---- Given records
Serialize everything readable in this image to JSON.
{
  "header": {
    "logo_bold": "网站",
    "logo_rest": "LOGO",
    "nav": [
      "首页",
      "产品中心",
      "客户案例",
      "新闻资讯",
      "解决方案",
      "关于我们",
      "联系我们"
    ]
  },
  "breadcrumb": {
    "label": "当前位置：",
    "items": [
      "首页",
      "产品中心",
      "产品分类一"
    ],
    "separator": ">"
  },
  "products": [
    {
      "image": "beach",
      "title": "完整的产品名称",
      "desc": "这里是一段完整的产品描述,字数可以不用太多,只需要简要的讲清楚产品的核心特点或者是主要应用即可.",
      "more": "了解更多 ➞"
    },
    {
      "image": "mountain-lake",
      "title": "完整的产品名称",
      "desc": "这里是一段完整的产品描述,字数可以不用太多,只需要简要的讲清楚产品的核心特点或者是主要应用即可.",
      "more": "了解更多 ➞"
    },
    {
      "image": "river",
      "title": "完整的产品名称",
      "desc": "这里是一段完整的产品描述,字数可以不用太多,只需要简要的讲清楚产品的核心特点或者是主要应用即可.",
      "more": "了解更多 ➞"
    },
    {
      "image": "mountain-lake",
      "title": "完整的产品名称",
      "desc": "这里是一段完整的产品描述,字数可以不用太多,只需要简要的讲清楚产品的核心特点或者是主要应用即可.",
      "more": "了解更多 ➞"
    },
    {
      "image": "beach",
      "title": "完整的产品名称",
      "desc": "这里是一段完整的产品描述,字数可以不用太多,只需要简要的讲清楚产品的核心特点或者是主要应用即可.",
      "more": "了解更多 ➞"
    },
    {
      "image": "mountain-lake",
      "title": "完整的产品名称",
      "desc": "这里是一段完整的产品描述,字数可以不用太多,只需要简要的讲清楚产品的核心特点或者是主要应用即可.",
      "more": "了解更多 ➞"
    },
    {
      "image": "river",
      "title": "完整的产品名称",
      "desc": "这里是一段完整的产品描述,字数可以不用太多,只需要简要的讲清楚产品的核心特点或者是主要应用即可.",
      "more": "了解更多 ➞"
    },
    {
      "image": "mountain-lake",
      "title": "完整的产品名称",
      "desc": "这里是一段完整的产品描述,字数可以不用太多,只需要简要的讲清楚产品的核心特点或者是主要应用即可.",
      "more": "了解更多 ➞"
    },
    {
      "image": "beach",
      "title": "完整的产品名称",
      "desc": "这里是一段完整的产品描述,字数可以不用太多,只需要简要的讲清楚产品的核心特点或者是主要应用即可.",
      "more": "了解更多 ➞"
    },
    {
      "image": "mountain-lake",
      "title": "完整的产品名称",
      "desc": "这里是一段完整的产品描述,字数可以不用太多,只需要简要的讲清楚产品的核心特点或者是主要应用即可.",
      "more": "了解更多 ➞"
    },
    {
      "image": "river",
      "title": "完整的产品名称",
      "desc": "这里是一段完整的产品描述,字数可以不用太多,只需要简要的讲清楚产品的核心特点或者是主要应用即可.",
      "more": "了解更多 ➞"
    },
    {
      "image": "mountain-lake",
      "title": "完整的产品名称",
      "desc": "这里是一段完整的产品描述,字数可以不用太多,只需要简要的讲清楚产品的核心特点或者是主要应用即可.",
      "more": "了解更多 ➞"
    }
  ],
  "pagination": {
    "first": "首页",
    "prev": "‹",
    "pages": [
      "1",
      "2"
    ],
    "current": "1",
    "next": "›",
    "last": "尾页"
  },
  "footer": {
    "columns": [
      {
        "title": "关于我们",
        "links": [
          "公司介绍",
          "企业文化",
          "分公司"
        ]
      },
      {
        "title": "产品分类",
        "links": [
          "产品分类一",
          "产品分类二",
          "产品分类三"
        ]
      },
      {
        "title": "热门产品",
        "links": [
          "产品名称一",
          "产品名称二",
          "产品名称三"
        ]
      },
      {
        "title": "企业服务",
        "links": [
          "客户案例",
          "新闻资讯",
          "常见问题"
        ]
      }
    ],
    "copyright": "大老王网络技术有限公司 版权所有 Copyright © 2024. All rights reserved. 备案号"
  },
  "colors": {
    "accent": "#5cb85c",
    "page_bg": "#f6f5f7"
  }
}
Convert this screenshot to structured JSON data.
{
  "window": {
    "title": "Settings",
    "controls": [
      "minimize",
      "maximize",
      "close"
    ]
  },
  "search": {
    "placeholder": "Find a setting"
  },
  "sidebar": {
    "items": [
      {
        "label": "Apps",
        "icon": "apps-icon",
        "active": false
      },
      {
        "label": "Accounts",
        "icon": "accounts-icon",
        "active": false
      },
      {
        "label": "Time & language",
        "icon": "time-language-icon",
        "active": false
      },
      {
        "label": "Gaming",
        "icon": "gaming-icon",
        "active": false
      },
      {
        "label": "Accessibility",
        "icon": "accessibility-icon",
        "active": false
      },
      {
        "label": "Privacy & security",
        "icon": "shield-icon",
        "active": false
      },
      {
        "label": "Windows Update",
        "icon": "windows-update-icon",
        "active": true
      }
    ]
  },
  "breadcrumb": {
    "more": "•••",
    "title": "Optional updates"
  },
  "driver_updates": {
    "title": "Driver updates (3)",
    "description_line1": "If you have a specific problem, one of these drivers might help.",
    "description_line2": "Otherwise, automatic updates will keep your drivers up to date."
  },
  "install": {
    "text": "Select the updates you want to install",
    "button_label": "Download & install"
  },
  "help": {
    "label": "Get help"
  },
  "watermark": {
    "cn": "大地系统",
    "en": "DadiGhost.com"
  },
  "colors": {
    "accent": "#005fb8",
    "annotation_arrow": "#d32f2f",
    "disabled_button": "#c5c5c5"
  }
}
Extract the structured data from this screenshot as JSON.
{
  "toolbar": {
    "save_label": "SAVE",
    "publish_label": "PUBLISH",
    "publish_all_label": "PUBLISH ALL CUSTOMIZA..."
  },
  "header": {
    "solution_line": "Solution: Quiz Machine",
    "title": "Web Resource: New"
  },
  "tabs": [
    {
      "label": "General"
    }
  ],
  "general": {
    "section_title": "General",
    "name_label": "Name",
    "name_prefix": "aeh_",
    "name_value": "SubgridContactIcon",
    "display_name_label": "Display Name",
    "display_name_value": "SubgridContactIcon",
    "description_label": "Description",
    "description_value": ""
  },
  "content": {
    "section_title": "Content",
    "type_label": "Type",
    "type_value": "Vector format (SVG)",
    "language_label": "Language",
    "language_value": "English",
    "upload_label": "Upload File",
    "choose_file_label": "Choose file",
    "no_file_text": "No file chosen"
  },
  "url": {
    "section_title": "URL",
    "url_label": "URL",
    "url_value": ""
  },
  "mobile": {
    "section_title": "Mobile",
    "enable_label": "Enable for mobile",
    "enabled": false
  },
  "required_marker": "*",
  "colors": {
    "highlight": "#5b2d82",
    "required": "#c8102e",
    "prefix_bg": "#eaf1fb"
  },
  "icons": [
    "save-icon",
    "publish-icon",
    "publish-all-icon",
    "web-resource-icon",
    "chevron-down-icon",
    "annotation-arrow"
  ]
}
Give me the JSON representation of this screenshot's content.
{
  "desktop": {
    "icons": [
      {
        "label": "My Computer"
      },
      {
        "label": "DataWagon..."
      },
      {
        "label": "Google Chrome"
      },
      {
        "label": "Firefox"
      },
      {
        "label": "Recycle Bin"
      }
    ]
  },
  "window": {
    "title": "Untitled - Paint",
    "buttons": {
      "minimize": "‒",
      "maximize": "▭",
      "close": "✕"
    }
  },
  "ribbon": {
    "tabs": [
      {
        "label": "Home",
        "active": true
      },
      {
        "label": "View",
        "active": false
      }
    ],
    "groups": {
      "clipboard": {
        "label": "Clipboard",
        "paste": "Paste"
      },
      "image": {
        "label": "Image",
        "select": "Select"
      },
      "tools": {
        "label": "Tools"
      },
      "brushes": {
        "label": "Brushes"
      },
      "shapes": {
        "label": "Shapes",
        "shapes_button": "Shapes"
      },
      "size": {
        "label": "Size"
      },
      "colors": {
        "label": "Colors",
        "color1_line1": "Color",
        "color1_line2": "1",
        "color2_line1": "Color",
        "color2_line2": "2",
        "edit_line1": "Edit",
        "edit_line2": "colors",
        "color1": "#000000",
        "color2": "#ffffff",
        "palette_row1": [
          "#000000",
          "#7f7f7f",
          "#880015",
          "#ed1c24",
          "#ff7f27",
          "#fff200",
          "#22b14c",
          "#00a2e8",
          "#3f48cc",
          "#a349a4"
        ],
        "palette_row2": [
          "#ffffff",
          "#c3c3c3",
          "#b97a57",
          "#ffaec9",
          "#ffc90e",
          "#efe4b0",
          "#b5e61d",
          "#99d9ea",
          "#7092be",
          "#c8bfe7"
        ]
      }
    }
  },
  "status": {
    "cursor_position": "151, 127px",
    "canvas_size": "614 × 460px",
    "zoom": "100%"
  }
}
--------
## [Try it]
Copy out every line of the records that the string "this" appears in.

## [Written answer]
Serialize everything readable in this image to JSON.
Convert this screenshot to structured JSON data.
Extract the structured data from this screenshot as JSON.
Give me the JSON representation of this screenshot's content.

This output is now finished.